  15. ^ "A royal treat in Chandni Chowk". Hinduonnet.com. 2002-11-07. Retrieved 2010-05-05. 
  16. ^ "Air Travel Vegetarian Style". Happycow.net. Retrieved 2010-05-05. 
  17. ^ "Jain recipes". Tarladalal.com. Retrieved 2010-05-05. 
  18. ^ Traditional dates Mahavira's death to 527 BCE.
  19. ^ Goyala, Śrīrāma (1987). A history of Indian Buddhism. Meerut: Meerut : Kusumanjali Prakashan. pp. 83–85. 
  20. ^ Chatterjee, Asim Kumar (2000). A comprehensive history of Jainism, vol.1, 2nd rev. ed. New Delhi: Munshiram Manoharlal Publishers. p. 14. ISBN 81-215-0931-9. 
  21. ^ Dundas p. 19, 30; Tähtinen p. 132.
  22. ^ Dundas p. 30 suggests the 8th or 7th century; the traditional chronology places him in the late 9th or early 8th century, Chatterjee p. 15.
  23. ^ Acaranga Sutra 2.15; Chatterjee p. 20-21.
  24. ^ Sthananga Sutra 266; Tähtinen p. 132; Goyal p. 83-84, 103.
  25. ^ Dundas p. 160, 234, 241; Wiley p. 448;
  26. ^ Granoff, Phyllis (1992). "The Violence of Non-Violence: A Study of Some Jain Responses to Non-Jain Religious Practices". Journal of the International Association of Buddhist Studies 15: 1–43. 
  27. ^ Tähtinen p. 8-9.

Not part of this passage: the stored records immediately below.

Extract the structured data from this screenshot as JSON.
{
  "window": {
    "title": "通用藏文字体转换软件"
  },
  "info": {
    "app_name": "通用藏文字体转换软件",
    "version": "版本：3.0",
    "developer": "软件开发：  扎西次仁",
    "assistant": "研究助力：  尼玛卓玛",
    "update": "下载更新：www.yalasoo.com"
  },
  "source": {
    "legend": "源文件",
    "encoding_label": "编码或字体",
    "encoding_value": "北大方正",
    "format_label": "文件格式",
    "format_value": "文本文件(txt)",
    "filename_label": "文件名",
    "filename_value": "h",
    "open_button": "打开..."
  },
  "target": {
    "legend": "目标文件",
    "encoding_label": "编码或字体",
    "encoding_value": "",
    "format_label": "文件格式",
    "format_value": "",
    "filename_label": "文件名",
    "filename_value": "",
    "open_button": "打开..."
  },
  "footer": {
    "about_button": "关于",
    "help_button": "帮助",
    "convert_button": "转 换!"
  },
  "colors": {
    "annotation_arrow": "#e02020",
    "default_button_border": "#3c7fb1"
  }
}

  28. ^ Tiruvaḷḷuvar; trans. Satguru Sivaya Subramuniyaswami (2000). Tirukkuṟaḷ = Tirukural : ethical masterpiece of the Tamil people. New Delhi: Abhinav Publications. ISBN 81-7017-390-6. 
  29. ^ Bombay Samachar, Mumbai:10 Dec, 1904
  30. ^ Alsdorf, Ludwig: Beiträge zur Geschichte von Vegetarismus und Rinderverehrung in Indien, Wiesbaden 1962, p. 564-570; Dundas p. 177; Jain, Jagdishchandra: Life in Ancient India as Depicted in the Jain Canon and Commentaries, second edition, New Delhi 1984, p. 171
  31. ^ Acaranga Sutra 2.1.10.5-6; Dasaveyaliya 5.1.73 and 5.1.84-86.
  32. ^ Viyahapannatti, Shataka 15
  33. ^ Shilanka in his commentary on the Acaranga Sutra (completed in 872 CE; non-vegetarian interpretation), Haribhadra in his commentary on the Dasaveyaliya (8th century CE; both interpretations), Abhayadeva in his commentary on the Viyahapannatti (11th century CE; both interpretations); the relevant passages are quoted by Alsdorf p. 566-568. See also Jain p. 171-172, Dundas p. 177.
  34. ^ Alsdorf p. 564, 568-569.
  35. ^ Jacobi, Hermann (1933) [1928]. "Wikisource link to Jacobi's letter on Acaranga controversy of meat-eating". In Kapaida, H. R. "Prohibition of Flesh Eating in Jainism". The Review of Philosophy and Religion. 2. IV. Wikisource.